Artist Bill Shafer from Mt. Orab poses with some of his paintings at Bethel’s BAMFest.

Artist Bill Shafer from Mt. Orab poses with some of his paintings at Bethel’s BAMFest.
By Jordan Puckett
Sun staff

The fourth Bethel Arts and Music Festival was held Saturday, May 11. Though normally a crowded, popular event, the cold weather proved to be a deterrent for most this year. According to BAMFest committee member Judi Adams, the turnout this year was less than half of the usual 2,000 attendants.

Vendors and artists began setup at 8 a.m. A few sat in their cars and watched. Many more of them sat under their tents, huddled in blankets, and waited for people to come.

Outside the park, musicians set up on street corners and played to passersby, many of them attracting their own audiences. Just outside Burke Park, there were remote control airplane displays that gathered small crowds. Inside the park, vendors and artists entertained customers with their products.

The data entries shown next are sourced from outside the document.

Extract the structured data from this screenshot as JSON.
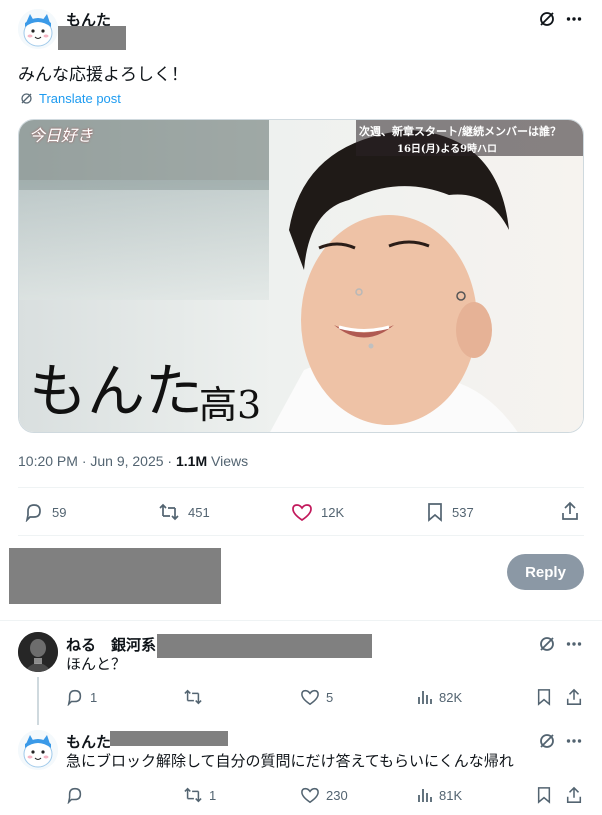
{
  "tweet": {
    "author_name": "もんた",
    "text": "みんな応援よろしく！",
    "translate_label": "Translate post",
    "media": {
      "top_banner": "次週、新章スタート/継続メンバーは誰？",
      "top_banner_sub": "16日(月)よる9時ハロ",
      "logo": "今日好き",
      "caption_name": "もんた",
      "caption_grade": "高3"
    },
    "time": "10:20 PM · Jun 9, 2025 ·",
    "views_count": "1.1M",
    "views_label": "Views",
    "stats": {
      "replies": "59",
      "reposts": "451",
      "likes": "12K",
      "bookmarks": "537"
    }
  },
  "compose": {
    "reply_label": "Reply"
  },
  "replies": [
    {
      "name": "ねる　銀河系",
      "text": "ほんと？",
      "replies": "1",
      "reposts": "",
      "likes": "5",
      "views": "82K"
    },
    {
      "name": "もんた",
      "text": "急にブロック解除して自分の質問にだけ答えてもらいにくんな帰れ",
      "replies": "",
      "reposts": "1",
      "likes": "230",
      "views": "81K"
    }
  ],
  "colors": {
    "accent": "#1d9bf0",
    "muted": "#536471",
    "like": "#f91880",
    "reply_button": "#8b98a5"
  }
}
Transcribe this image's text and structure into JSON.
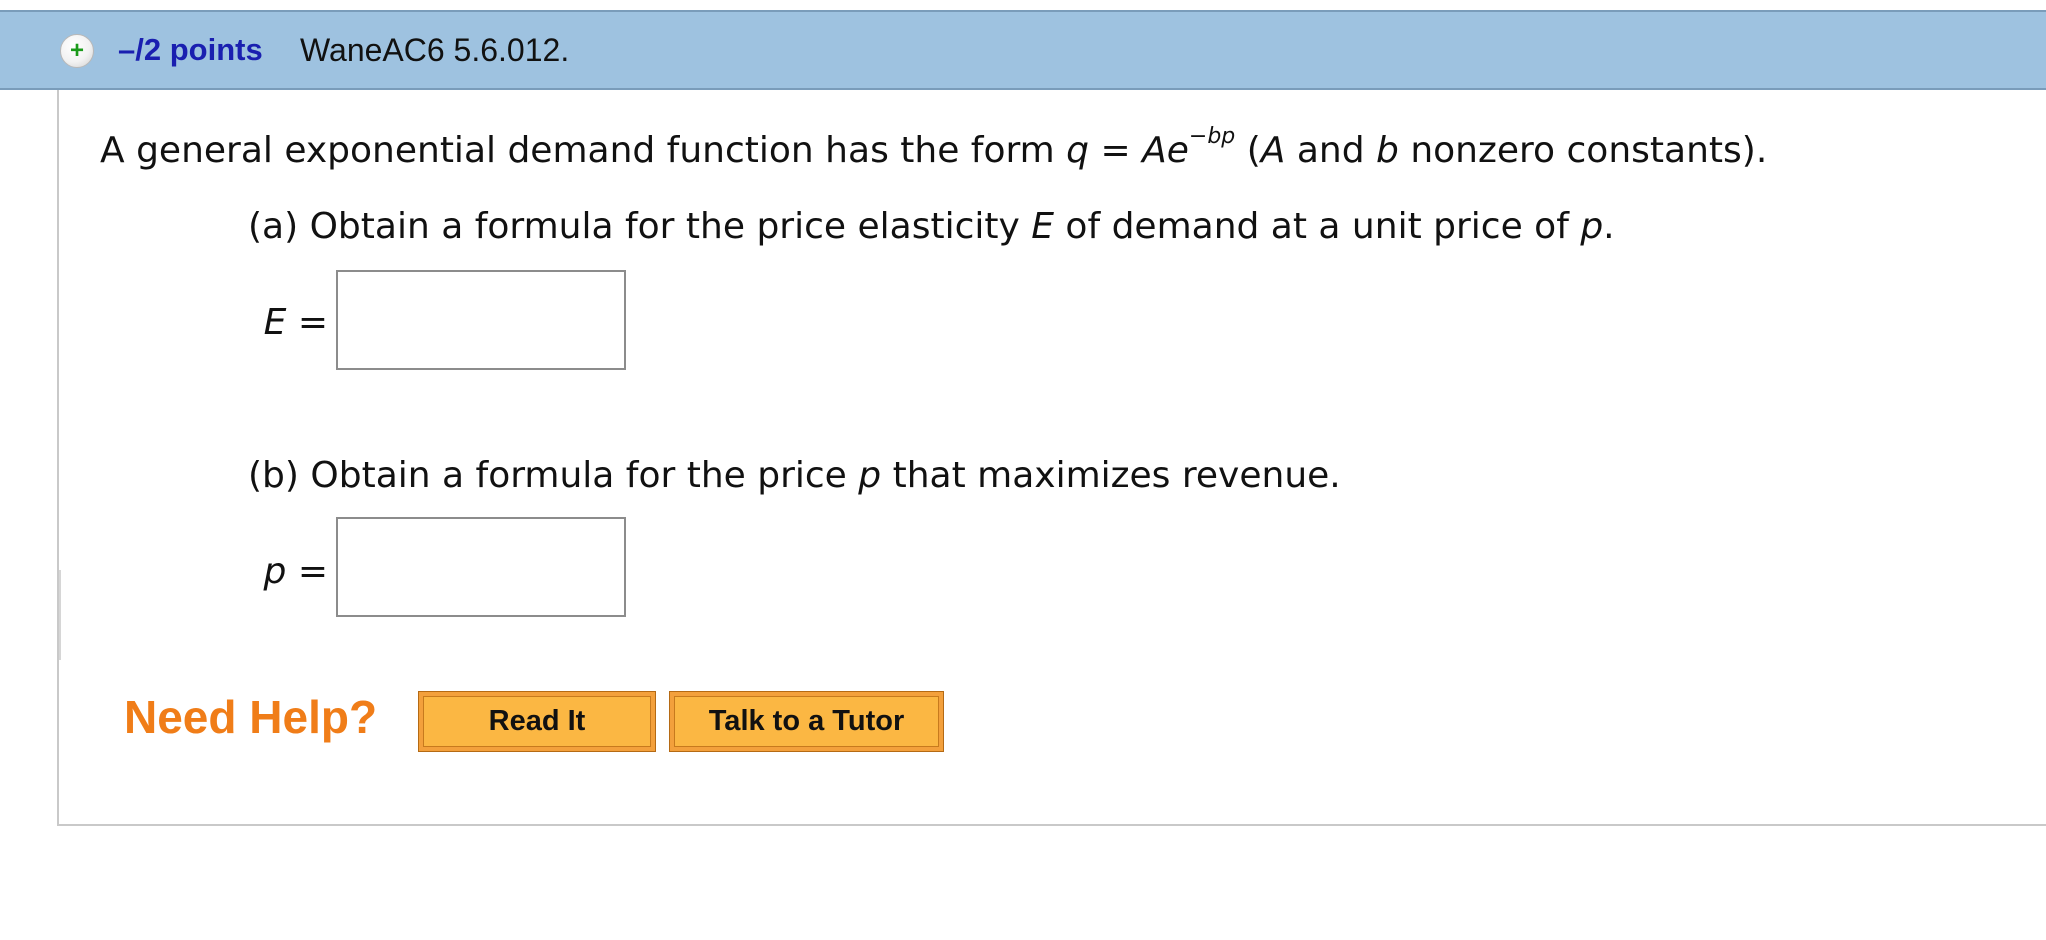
{
  "header": {
    "points": "–/2 points",
    "question_id": "WaneAC6 5.6.012."
  },
  "question": {
    "intro": {
      "prefix": "A general exponential demand function has the form ",
      "q": "q",
      "equals": " = ",
      "A": "A",
      "e": "e",
      "exponent": "−bp",
      "paren_open": " (",
      "A2": "A",
      "and": " and ",
      "b": "b",
      "suffix": " nonzero constants)."
    },
    "part_a": {
      "prefix": "(a) Obtain a formula for the price elasticity ",
      "E": "E",
      "middle": " of demand at a unit price of ",
      "p": "p",
      "suffix": ".",
      "answer_label_var": "E",
      "answer_label_eq": " =",
      "answer_value": ""
    },
    "part_b": {
      "prefix": "(b) Obtain a formula for the price ",
      "p": "p",
      "suffix": " that maximizes revenue.",
      "answer_label_var": "p",
      "answer_label_eq": " =",
      "answer_value": ""
    }
  },
  "help": {
    "label": "Need Help?",
    "read_it": "Read It",
    "talk_to_tutor": "Talk to a Tutor"
  },
  "colors": {
    "header_bg": "#9ec2e0",
    "points_text": "#1a1fb0",
    "need_help": "#f07d18",
    "button_bg": "#fbb743",
    "plus_icon": "#1a9a1a"
  },
  "icons": {
    "expand": "plus-circle-icon"
  }
}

One such vendor, painter Bill Shafer, of Mt. Orab, had numerous paintings under his tent and was eager to show them to BAMFest attendants. Shafer has only been painting for two years, yet he already has an impressive collection. He paints animals and landscapes and sells them as high quality prints.

Another artist present for the BAMFest was Craig Newland. Newland creates art using spray paint. He sells his paintings through his business, Craig’s Creations.

There were many other forms of art represented at the BAMFest, such as woodworking, pottery, and knitted scarves to name a few.

A car show also took place, though many of the expected cars were absent due to the weather. Dr. Charles Barngrover brought his red and white 1961 Nash Metropolitan, despite concerns of rain.

“It was worth it to come out here today,” Barngrover said.

Several prizes were also awarded during the festival. Some of these include a wine basket donated by the Harmony Hill Winery, a doll house donated by Howard Jones, a Henry Sierra Rifle donated by Arcade Antiques and Guns, and a flatscreen TV donated by E.C. Nurre Funeral Home.

Along with the art and cars, there was an arts and crafts area for kids, the Bethel Historical Museum was open to the public, a quilt show was held at the Bethel United Methodist Church, and there was live music at the park. Performers included Tim Snyder, Bryon Cox, the Tom Frietchen Band, and the Batavia High School Jazz Band.

“The kid’s area was a big success,” Adams said. “We almost ran out of supplies at one station where the kids were making things for Mother’s Day.”

Adams also said the quilt show was “absolutely fabulous” and the Batavia High School Jazz Band was “wonderful.”

“We wish the crowd would have been bigger,” Adams said, “but the people that did come had a good time and that’s what matters.”